OK, you're using C and not C++ which led to my confusion. I haven't heard that argument before for straight C but it makes sense. –  sbooth Mar 16 at 11:33

The preferred way to do this is to use the Apple-provided CAAudioBufferList::Create function from CAAudioBufferList.cpp in the Core Audio Utility Classes. You can download the sources here:

https://developer.apple.com/library/mac/samplecode/CoreAudioUtilityClasses/Introduction/Intro.html

Here is their implementation:

AudioBufferList*    CAAudioBufferList::Create(UInt32 inNumberBuffers)
{
    UInt32 theSize = CalculateByteSize(inNumberBuffers);
    AudioBufferList* theAnswer = static_cast<AudioBufferList*>(calloc(1, theSize));
    if(theAnswer != NULL)
    {
        theAnswer->mNumberBuffers = inNumberBuffers;
    }
    return theAnswer;
}

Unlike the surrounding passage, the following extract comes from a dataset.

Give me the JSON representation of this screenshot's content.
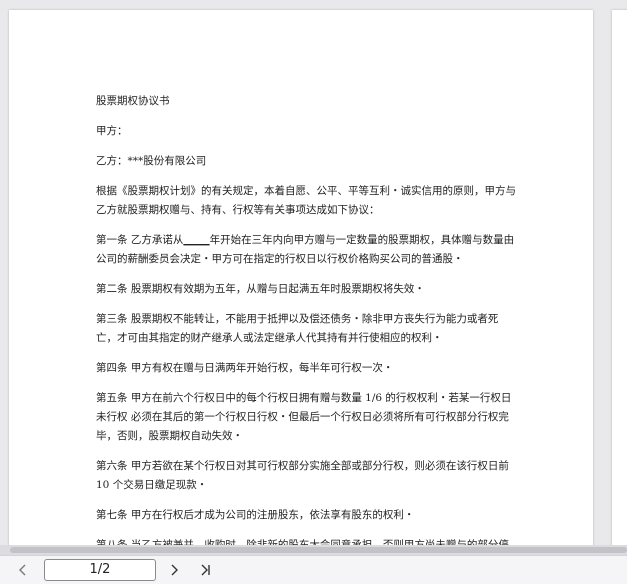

void    CAAudioBufferList::Destroy(AudioBufferList* inBufferList)
{
    free(inBufferList);
}

UInt32  CAAudioBufferList::CalculateByteSize(UInt32 inNumberBuffers)
{
    UInt32 theSize = SizeOf32(AudioBufferList) - SizeOf32(AudioBuffer);
    theSize += inNumberBuffers * SizeOf32(AudioBuffer);
    return theSize;
}
share|improve this answer
    
I'd rather stick with plain C, but that size calculation is definitely helpful, thanks. –  Jawap Mar 16 at 0:19
    
Okay, but the answer you marked as correct has a problem with the size calculation? –  Adam Bryant Mar 16 at 0:32
    
What is SizeOf32 ? –  Matt McNabb Mar 16 at 0:33
    
// This is a macro that does a sizeof and casts the result to a UInt32. This is useful for all the // places where -wshorten64-32 catches assigning a sizeof expression to a UInt32. // For want of a better place to park this, we'll park it here. #define SizeOf32(X) ((UInt32)sizeof(X)) –  Adam Bryant Mar 16 at 0:41
1  
I think offsetof is much clearer than subtracting struct sizes but in the end the allocation should be the same. –  sbooth Mar 16 at 2:28

Your Answer

 
discard

By posting your answer, you agree to the privacy policy and terms of service.

Not the answer you're looking for? Browse other questions tagged or ask your own question.